> Exercise requirements
Exclude images, then output the remaining data verbatim.
***** Listed records
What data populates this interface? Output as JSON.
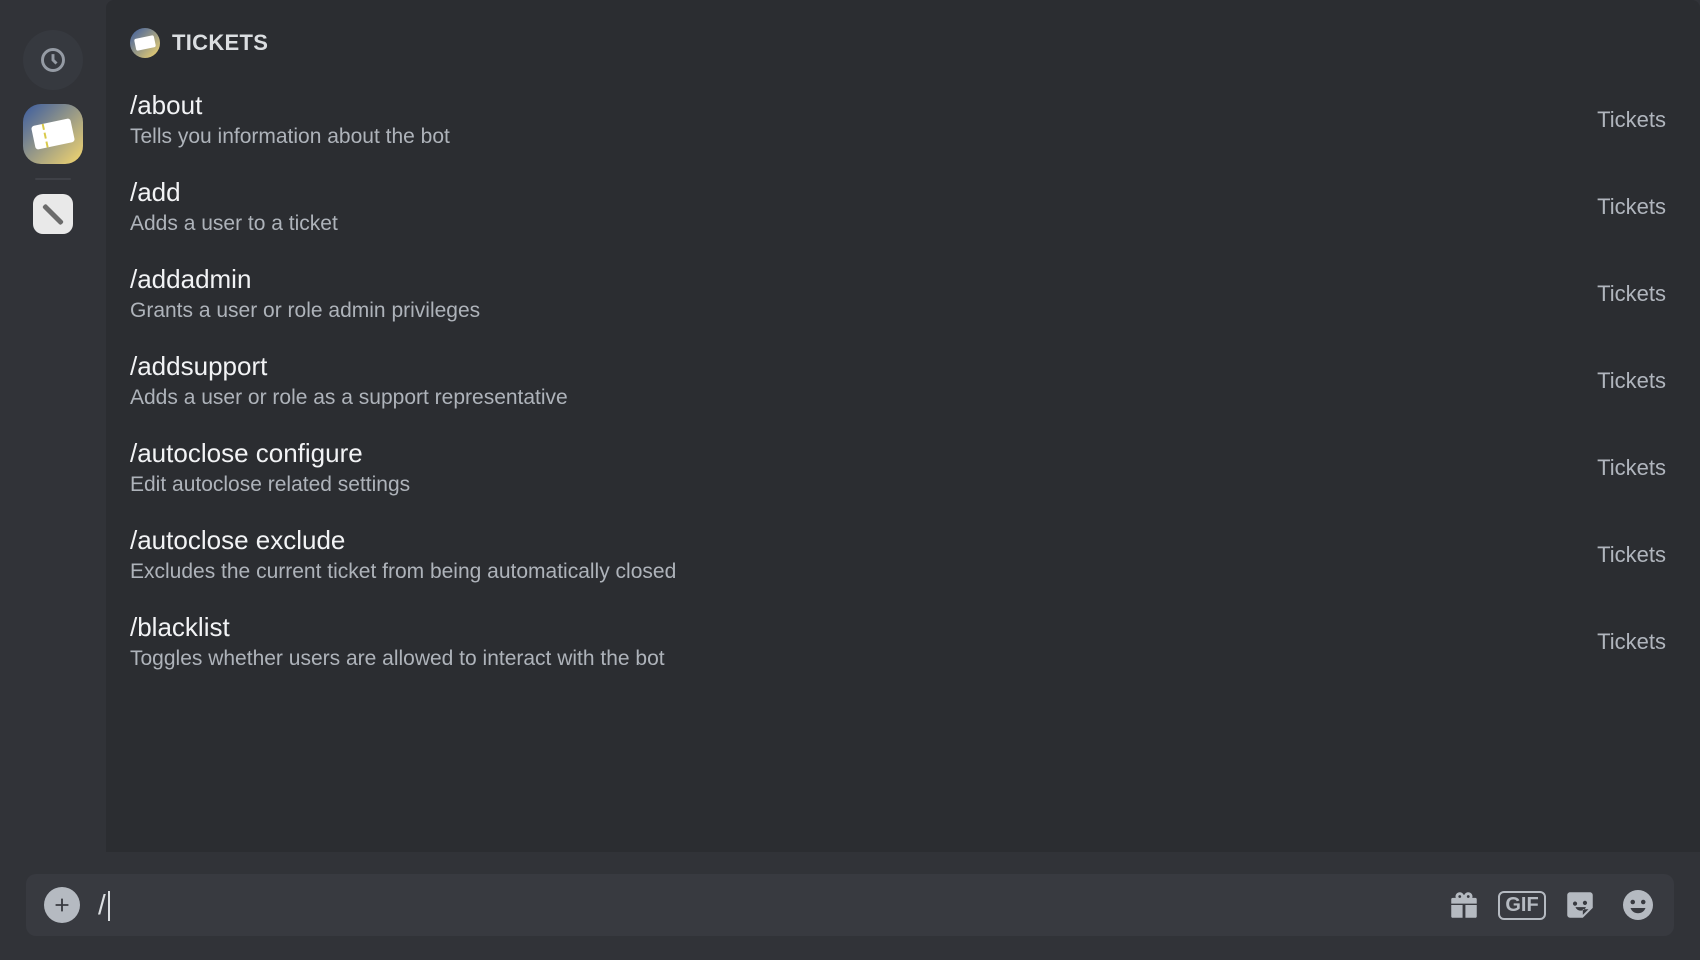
{
  "sidebar": {
    "history_icon": "clock-icon",
    "ticket_server": "tickets-server-icon",
    "square_icon": "slash-icon"
  },
  "popup": {
    "header_label": "TICKETS",
    "source_label": "Tickets",
    "commands": [
      {
        "name": "/about",
        "desc": "Tells you information about the bot"
      },
      {
        "name": "/add",
        "desc": "Adds a user to a ticket"
      },
      {
        "name": "/addadmin",
        "desc": "Grants a user or role admin privileges"
      },
      {
        "name": "/addsupport",
        "desc": "Adds a user or role as a support representative"
      },
      {
        "name": "/autoclose configure",
        "desc": "Edit autoclose related settings"
      },
      {
        "name": "/autoclose exclude",
        "desc": "Excludes the current ticket from being automatically closed"
      },
      {
        "name": "/blacklist",
        "desc": "Toggles whether users are allowed to interact with the bot"
      }
    ]
  },
  "input": {
    "value": "/",
    "gif_label": "GIF"
  }
}
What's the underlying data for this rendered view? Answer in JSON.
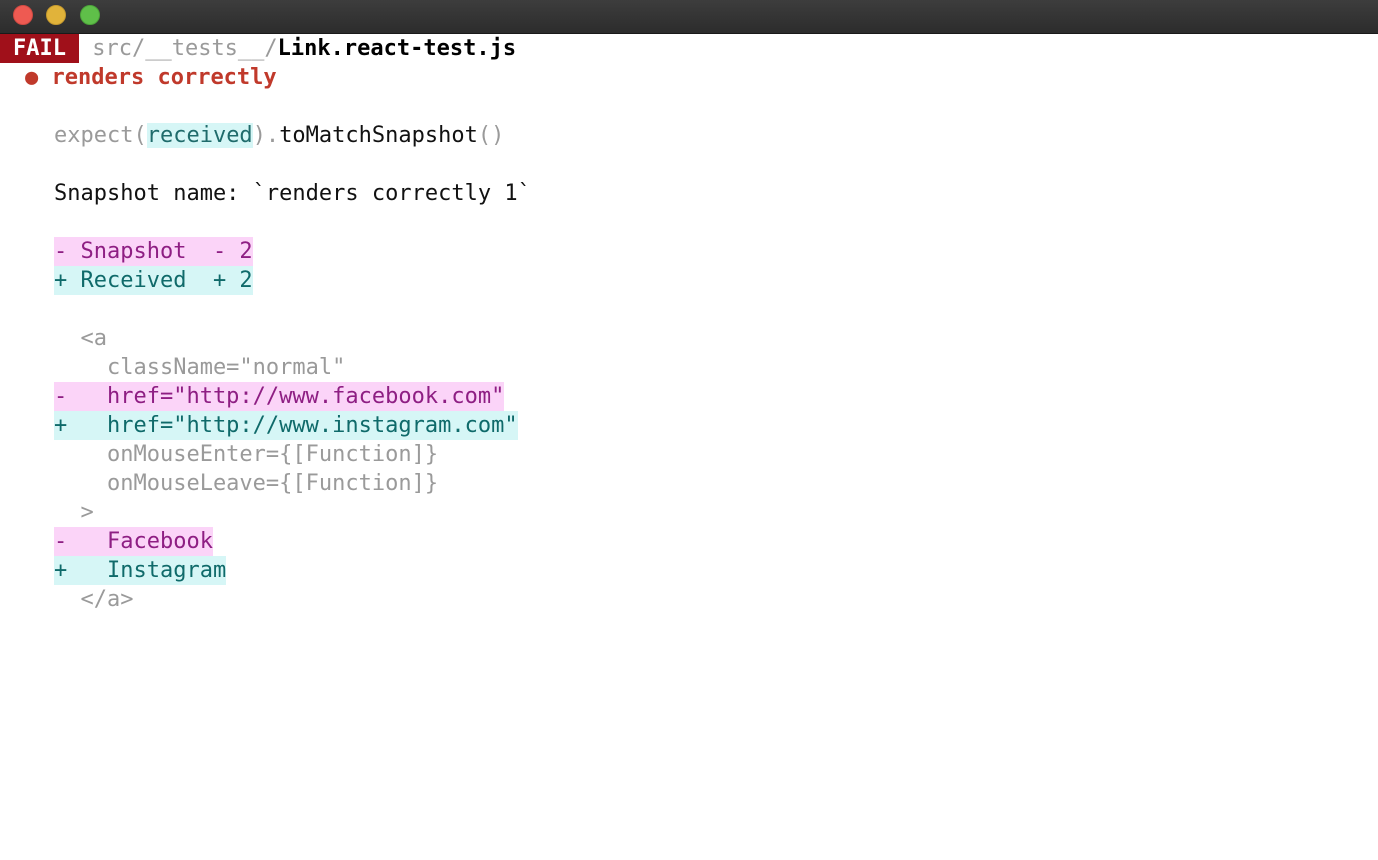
{
  "window": {
    "buttons": [
      "close",
      "minimize",
      "zoom"
    ]
  },
  "header": {
    "status": "FAIL",
    "path_dim": "src/__tests__/",
    "path_file": "Link.react-test.js"
  },
  "test": {
    "bullet": "●",
    "name": "renders correctly"
  },
  "expect": {
    "prefix": "expect(",
    "received": "received",
    "middle": ").",
    "matcher": "toMatchSnapshot",
    "suffix": "()"
  },
  "snapshot_name": "Snapshot name: `renders correctly 1`",
  "legend": {
    "snapshot": "- Snapshot  - 2",
    "received": "+ Received  + 2"
  },
  "diff": [
    {
      "kind": "context",
      "text": "  <a"
    },
    {
      "kind": "context",
      "text": "    className=\"normal\""
    },
    {
      "kind": "removed",
      "text": "-   href=\"http://www.facebook.com\""
    },
    {
      "kind": "added",
      "text": "+   href=\"http://www.instagram.com\""
    },
    {
      "kind": "context",
      "text": "    onMouseEnter={[Function]}"
    },
    {
      "kind": "context",
      "text": "    onMouseLeave={[Function]}"
    },
    {
      "kind": "context",
      "text": "  >"
    },
    {
      "kind": "removed",
      "text": "-   Facebook"
    },
    {
      "kind": "added",
      "text": "+   Instagram"
    },
    {
      "kind": "context",
      "text": "  </a>"
    }
  ],
  "colors": {
    "fail_badge": "#a0101a",
    "snapshot_bg": "#fbd4f8",
    "snapshot_fg": "#8e1e83",
    "received_bg": "#d6f6f6",
    "received_fg": "#0f6a6a",
    "error_red": "#c0392b"
  }
}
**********
> Response to the exercise
What data populates this interface? Output as JSON.
{
  "sidebar": {
    "history_icon": "clock-icon",
    "ticket_server": "tickets-server-icon",
    "square_icon": "slash-icon"
  },
  "popup": {
    "header_label": "TICKETS",
    "source_label": "Tickets",
    "commands": [
      {
        "name": "/about",
        "desc": "Tells you information about the bot"
      },
      {
        "name": "/add",
        "desc": "Adds a user to a ticket"
      },
      {
        "name": "/addadmin",
        "desc": "Grants a user or role admin privileges"
      },
      {
        "name": "/addsupport",
        "desc": "Adds a user or role as a support representative"
      },
      {
        "name": "/autoclose configure",
        "desc": "Edit autoclose related settings"
      },
      {
        "name": "/autoclose exclude",
        "desc": "Excludes the current ticket from being automatically closed"
      },
      {
        "name": "/blacklist",
        "desc": "Toggles whether users are allowed to interact with the bot"
      }
    ]
  },
  "input": {
    "value": "/",
    "gif_label": "GIF"
  }
}
What's the underlying data for this rendered view? Answer in JSON.
{
  "window": {
    "buttons": [
      "close",
      "minimize",
      "zoom"
    ]
  },
  "header": {
    "status": "FAIL",
    "path_dim": "src/__tests__/",
    "path_file": "Link.react-test.js"
  },
  "test": {
    "bullet": "●",
    "name": "renders correctly"
  },
  "expect": {
    "prefix": "expect(",
    "received": "received",
    "middle": ").",
    "matcher": "toMatchSnapshot",
    "suffix": "()"
  },
  "snapshot_name": "Snapshot name: `renders correctly 1`",
  "legend": {
    "snapshot": "- Snapshot  - 2",
    "received": "+ Received  + 2"
  },
  "diff": [
    {
      "kind": "context",
      "text": "  <a"
    },
    {
      "kind": "context",
      "text": "    className=\"normal\""
    },
    {
      "kind": "removed",
      "text": "-   href=\"http://www.facebook.com\""
    },
    {
      "kind": "added",
      "text": "+   href=\"http://www.instagram.com\""
    },
    {
      "kind": "context",
      "text": "    onMouseEnter={[Function]}"
    },
    {
      "kind": "context",
      "text": "    onMouseLeave={[Function]}"
    },
    {
      "kind": "context",
      "text": "  >"
    },
    {
      "kind": "removed",
      "text": "-   Facebook"
    },
    {
      "kind": "added",
      "text": "+   Instagram"
    },
    {
      "kind": "context",
      "text": "  </a>"
    }
  ],
  "colors": {
    "fail_badge": "#a0101a",
    "snapshot_bg": "#fbd4f8",
    "snapshot_fg": "#8e1e83",
    "received_bg": "#d6f6f6",
    "received_fg": "#0f6a6a",
    "error_red": "#c0392b"
  }
}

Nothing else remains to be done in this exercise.